Recorded data

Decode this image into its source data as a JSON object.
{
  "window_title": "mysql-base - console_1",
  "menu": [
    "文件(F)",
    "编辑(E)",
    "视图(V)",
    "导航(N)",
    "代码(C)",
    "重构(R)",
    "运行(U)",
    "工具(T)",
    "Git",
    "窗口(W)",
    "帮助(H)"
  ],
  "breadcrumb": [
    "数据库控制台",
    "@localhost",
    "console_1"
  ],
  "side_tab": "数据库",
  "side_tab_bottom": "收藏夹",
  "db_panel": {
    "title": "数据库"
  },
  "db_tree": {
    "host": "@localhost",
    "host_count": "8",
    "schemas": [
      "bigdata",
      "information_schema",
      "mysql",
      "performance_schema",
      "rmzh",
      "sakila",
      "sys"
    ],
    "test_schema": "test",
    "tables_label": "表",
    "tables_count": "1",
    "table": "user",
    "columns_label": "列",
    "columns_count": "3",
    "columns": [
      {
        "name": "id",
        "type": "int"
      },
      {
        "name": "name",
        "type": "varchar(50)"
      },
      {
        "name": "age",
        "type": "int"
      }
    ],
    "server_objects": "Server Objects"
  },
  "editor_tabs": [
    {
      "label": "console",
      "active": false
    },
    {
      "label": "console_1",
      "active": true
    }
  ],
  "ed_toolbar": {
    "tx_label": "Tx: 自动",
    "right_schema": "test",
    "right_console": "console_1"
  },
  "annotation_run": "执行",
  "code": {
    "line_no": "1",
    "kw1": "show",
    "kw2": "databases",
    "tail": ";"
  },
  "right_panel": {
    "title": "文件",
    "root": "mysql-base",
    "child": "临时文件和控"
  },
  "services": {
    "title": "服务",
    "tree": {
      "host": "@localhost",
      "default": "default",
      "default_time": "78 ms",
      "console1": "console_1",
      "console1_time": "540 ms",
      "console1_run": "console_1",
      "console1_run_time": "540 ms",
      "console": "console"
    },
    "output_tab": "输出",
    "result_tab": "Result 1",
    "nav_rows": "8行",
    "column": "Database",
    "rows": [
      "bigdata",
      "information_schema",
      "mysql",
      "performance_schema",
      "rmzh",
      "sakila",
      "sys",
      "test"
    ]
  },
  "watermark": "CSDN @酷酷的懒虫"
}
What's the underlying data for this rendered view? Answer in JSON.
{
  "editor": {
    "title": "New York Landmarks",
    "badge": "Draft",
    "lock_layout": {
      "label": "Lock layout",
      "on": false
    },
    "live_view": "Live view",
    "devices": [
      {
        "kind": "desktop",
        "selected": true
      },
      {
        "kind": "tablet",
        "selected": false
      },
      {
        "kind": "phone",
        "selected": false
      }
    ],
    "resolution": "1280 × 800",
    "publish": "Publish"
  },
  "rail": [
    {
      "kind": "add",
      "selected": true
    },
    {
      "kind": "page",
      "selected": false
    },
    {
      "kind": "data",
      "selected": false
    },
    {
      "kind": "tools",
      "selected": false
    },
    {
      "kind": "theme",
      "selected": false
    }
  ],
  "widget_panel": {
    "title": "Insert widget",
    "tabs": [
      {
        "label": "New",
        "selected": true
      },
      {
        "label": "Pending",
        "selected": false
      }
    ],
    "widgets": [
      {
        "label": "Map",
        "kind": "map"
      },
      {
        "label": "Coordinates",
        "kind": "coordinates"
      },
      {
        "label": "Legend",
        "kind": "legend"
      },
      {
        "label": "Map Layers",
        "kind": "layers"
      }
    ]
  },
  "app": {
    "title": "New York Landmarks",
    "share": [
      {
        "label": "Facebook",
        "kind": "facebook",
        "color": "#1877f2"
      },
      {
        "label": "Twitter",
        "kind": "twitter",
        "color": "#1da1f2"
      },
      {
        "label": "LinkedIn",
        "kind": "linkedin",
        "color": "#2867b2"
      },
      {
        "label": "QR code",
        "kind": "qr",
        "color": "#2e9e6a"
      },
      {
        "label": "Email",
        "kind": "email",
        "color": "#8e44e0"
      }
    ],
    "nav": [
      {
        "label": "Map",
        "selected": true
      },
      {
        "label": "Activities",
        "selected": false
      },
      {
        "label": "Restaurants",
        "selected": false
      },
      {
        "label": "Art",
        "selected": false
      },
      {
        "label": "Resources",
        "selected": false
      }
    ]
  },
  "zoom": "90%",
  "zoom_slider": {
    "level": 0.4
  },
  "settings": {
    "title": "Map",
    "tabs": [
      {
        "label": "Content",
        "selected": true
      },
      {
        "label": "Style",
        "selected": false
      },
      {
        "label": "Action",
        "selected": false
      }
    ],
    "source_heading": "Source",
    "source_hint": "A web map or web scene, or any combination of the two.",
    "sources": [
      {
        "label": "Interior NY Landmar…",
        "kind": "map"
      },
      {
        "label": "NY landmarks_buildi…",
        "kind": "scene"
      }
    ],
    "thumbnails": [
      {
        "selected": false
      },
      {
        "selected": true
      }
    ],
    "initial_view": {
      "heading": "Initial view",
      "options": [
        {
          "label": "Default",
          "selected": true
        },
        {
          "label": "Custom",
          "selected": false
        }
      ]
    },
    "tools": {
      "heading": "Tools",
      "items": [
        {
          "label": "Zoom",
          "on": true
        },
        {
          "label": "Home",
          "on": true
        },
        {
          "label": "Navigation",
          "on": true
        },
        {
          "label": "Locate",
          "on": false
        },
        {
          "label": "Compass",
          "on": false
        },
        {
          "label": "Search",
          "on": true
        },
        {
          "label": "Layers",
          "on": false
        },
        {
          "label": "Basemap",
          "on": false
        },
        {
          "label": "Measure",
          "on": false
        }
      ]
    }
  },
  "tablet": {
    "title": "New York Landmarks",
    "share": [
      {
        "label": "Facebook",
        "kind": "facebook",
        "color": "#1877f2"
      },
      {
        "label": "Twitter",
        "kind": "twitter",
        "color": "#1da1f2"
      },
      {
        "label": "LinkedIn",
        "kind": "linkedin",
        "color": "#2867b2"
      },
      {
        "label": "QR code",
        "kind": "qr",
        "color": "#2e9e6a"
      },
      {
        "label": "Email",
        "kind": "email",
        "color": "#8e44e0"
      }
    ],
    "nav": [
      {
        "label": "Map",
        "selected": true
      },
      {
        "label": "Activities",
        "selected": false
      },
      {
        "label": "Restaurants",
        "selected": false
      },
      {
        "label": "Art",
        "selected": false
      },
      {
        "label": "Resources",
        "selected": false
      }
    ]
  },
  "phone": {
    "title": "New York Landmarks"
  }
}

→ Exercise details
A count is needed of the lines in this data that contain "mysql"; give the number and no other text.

→ Response to the exercise
4